The "seriously in issue" standard was implicit in our decision in Bradford v. United States, 5 Cir. 1969, 413 F.2d 467. In Bradford we reversed a conviction because the trial court had refused to appoint fingerprint and handwriting experts on behalf of the defendant. We pointed out that the Government's case against the defendant rested almost entirely upon the testimony of fingerprint and handwriting experts and that the trial court, in denying the defendant's request, failed to make the requisite determination under Rule 28 of the Federal Rules of Criminal Procedure that the defendant would not be prejudiced by the refusal to appoint experts

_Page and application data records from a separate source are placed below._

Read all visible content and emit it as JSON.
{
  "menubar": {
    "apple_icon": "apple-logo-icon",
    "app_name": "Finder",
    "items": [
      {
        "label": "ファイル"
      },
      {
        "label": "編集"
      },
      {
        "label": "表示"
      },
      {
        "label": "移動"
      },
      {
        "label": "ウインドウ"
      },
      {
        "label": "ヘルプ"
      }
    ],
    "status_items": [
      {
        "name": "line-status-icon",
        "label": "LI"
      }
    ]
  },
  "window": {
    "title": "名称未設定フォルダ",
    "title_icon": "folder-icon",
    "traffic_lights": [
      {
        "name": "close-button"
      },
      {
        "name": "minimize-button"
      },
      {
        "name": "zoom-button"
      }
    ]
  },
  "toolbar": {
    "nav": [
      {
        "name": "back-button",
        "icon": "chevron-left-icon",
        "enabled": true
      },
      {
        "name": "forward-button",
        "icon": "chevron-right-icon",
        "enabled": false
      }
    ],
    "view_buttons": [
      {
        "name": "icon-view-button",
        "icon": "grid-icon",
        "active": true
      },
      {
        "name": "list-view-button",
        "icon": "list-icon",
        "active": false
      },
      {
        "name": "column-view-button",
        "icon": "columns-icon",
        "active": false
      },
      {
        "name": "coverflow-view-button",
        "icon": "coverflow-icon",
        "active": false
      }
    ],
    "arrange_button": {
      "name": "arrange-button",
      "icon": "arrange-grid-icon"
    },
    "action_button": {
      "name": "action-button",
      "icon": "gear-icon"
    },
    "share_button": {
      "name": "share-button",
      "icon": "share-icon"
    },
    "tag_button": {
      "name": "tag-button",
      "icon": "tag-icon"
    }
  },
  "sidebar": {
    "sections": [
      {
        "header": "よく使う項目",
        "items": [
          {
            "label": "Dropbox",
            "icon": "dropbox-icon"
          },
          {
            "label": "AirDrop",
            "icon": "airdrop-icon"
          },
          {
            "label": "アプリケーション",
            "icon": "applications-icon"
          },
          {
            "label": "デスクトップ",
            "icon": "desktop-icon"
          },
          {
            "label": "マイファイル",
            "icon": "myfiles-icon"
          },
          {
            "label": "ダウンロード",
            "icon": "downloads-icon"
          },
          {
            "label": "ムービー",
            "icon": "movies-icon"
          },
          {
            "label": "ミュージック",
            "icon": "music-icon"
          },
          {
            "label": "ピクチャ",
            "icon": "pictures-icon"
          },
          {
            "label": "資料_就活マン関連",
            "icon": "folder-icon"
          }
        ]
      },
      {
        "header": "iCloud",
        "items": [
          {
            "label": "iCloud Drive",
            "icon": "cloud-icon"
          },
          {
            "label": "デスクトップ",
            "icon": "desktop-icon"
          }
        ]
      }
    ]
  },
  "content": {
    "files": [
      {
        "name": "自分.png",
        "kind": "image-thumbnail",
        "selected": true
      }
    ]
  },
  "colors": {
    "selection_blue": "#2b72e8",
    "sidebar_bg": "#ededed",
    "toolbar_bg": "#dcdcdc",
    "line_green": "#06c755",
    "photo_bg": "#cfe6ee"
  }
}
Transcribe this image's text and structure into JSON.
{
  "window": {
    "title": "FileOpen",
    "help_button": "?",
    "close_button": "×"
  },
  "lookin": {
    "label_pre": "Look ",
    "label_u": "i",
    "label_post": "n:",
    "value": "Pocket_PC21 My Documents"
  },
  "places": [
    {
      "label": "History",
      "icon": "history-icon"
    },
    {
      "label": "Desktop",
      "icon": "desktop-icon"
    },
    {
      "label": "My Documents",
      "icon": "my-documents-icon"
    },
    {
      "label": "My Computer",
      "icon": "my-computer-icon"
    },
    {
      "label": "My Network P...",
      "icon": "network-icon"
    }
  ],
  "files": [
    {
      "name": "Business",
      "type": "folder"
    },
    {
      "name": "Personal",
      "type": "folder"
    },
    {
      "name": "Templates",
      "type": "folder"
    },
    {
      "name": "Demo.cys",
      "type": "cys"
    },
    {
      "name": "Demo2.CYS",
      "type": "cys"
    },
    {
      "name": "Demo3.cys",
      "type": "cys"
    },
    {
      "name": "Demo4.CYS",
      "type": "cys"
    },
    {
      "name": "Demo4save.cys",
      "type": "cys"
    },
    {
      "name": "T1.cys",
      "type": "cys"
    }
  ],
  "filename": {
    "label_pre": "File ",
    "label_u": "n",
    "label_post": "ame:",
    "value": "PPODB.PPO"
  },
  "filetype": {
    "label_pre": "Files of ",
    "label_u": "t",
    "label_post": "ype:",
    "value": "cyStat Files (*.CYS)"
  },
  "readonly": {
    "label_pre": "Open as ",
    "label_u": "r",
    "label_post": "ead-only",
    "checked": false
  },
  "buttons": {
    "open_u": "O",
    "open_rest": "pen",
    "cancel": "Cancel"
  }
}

In reviewing federal court rulings under 18 U.S.C. § 3006A(e), the statute governing requests for state-provided expert assistance, the courts of appeals will reverse only if the defendant-appellant shows that he was prejudiced by the trial court's actions. E. g., United States v. Sanders, 9 Cir. 1972, 459 F.2d 1001. In Mason v. Arizona, 9 Cir. 1974, 504 F.2d 1345, the court held that the standard of review for appeals involving questions under § 3006A(e) should govern review of a state court's denial of a defendant's request for expert assistance at state expense. Under Mason, a state prisoner seeking federal habeas relief on the ground that he was denied the expert assistance to which he was entitled must show that he "made as complete a showing of necessity as could then be reasonably expected of him." Id. at 1352, and must show that the denial was prejudicial. We need not in this case decide whether to follow Mason. The decisions in this circuit, however, strongly suggest that prejudice will be presumed if the petitioner shows that the matter on which he needed the assistance of experts was seriously in issue